■ WORK ITEM: Where a line below holds the string "最大切削力", that line goes into the answer.

■ MATERIAL PROVIDED:
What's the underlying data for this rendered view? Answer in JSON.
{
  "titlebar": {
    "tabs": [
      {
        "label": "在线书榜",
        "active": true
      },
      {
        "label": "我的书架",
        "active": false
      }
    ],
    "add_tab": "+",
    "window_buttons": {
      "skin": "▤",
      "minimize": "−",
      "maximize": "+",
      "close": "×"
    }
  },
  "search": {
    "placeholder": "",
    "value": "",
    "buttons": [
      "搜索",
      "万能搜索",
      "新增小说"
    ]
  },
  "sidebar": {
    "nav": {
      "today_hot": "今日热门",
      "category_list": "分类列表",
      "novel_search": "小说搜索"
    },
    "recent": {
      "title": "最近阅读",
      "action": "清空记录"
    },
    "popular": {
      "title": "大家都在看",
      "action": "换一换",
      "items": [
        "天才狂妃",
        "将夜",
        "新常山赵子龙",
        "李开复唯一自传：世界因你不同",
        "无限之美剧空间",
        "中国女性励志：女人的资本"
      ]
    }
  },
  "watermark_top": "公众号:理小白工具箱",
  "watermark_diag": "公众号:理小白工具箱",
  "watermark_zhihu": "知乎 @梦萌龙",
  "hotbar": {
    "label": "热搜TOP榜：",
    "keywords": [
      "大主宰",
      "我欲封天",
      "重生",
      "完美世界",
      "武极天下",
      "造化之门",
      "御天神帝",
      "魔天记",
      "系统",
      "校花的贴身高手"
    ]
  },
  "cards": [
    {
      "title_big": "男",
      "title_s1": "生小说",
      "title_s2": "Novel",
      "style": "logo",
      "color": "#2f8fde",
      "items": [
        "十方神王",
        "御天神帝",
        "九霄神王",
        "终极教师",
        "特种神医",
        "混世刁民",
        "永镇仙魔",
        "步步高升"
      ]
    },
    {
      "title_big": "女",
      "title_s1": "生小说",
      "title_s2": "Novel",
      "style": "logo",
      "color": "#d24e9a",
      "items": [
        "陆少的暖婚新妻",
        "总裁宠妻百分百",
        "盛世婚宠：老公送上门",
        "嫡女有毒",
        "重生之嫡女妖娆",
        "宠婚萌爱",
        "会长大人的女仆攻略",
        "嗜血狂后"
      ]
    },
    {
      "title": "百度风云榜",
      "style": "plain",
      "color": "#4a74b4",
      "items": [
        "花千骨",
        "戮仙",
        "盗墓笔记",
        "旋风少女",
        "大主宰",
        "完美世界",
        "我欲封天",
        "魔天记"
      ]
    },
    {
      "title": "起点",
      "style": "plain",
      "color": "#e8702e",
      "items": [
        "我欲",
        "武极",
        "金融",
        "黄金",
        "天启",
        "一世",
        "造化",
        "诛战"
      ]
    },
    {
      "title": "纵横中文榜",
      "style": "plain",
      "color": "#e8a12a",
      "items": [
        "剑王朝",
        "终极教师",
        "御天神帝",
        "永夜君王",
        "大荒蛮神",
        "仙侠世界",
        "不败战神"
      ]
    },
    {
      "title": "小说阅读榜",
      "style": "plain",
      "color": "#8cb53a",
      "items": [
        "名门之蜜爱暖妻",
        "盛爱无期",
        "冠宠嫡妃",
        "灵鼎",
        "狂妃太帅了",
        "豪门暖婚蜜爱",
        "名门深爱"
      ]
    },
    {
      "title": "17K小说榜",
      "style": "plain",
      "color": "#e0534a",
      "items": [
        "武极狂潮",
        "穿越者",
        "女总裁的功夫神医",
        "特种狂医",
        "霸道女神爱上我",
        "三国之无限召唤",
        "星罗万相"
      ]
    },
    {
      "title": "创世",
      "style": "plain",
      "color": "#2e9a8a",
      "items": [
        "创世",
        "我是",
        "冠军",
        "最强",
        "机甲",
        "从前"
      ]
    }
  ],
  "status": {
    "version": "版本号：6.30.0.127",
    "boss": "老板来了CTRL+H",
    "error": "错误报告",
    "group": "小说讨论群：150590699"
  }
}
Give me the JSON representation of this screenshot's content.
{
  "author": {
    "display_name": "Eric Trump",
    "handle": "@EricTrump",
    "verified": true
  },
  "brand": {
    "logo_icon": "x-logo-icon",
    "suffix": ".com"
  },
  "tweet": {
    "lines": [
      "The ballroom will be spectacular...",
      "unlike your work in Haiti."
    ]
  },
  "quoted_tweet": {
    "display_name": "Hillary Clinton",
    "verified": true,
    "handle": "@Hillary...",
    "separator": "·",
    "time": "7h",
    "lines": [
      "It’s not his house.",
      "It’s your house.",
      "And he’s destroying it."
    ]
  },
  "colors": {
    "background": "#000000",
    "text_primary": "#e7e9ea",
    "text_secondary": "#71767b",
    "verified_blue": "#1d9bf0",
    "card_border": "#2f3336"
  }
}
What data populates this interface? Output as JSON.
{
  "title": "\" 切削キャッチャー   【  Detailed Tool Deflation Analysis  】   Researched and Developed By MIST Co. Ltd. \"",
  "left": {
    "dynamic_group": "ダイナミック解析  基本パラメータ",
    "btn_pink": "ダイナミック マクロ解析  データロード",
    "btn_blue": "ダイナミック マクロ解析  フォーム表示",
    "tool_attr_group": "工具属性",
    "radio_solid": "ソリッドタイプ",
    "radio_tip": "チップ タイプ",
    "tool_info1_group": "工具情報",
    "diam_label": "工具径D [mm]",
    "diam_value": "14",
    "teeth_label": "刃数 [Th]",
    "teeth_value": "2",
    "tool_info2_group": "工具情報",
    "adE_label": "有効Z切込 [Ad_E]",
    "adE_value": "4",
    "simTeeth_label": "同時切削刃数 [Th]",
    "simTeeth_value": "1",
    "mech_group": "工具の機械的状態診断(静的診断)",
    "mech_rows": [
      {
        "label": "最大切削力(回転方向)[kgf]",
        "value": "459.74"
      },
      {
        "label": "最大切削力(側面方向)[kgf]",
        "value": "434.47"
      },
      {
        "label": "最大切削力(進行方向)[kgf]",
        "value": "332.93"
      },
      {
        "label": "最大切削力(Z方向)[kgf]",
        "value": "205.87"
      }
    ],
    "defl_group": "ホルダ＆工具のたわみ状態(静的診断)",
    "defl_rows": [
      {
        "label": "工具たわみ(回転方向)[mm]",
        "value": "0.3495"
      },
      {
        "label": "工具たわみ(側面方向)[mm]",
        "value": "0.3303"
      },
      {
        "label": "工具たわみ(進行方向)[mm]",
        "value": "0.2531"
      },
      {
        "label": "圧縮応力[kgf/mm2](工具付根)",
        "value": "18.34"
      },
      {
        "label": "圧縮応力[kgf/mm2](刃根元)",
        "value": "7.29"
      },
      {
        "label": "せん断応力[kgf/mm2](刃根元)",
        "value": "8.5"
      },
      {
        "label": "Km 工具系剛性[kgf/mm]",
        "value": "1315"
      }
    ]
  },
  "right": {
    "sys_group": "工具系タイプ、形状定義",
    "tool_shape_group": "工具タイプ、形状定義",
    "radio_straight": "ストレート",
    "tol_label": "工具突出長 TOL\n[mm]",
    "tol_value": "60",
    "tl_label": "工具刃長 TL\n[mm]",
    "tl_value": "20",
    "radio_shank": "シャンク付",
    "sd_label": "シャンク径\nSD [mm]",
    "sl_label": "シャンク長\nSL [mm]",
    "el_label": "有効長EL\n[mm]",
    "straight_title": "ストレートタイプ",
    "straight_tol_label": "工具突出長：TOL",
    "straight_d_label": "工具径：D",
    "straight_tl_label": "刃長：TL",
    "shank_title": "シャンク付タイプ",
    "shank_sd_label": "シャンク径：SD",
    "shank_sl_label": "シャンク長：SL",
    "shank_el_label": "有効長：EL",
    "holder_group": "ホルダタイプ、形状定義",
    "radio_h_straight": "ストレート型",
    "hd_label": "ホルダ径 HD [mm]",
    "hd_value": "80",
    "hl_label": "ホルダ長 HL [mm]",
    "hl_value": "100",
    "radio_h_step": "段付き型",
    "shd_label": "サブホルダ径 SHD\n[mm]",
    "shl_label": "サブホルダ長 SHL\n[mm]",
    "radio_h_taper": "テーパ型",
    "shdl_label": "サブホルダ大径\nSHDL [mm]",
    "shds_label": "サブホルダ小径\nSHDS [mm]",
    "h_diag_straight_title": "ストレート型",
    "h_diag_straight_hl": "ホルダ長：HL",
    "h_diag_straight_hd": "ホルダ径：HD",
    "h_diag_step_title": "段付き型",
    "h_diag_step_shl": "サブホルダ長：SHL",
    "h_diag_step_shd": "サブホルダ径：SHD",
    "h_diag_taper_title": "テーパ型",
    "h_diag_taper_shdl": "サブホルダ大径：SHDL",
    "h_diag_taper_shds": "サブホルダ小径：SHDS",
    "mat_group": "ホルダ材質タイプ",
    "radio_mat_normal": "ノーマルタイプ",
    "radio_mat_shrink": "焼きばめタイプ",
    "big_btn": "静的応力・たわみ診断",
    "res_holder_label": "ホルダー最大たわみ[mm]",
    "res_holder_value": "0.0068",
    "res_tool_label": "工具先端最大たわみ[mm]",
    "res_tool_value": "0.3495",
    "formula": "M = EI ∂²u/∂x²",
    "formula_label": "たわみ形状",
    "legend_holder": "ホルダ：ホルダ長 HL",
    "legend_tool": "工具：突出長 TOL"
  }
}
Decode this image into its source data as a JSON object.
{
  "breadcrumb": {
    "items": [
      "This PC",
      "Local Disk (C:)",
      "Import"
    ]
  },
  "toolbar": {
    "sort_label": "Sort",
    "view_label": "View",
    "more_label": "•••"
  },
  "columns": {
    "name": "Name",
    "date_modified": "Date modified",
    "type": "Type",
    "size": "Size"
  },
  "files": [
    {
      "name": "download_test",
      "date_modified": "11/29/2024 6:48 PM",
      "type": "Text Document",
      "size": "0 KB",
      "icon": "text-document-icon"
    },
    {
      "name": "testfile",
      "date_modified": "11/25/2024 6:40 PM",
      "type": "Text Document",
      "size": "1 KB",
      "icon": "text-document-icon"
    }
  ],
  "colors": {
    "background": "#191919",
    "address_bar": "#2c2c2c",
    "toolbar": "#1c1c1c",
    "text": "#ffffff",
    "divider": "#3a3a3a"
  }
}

■ EXERCISE OUTPUT:
        "label": "最大切削力(回転方向)[kgf]",
        "label": "最大切削力(側面方向)[kgf]",
        "label": "最大切削力(進行方向)[kgf]",
        "label": "最大切削力(Z方向)[kgf]",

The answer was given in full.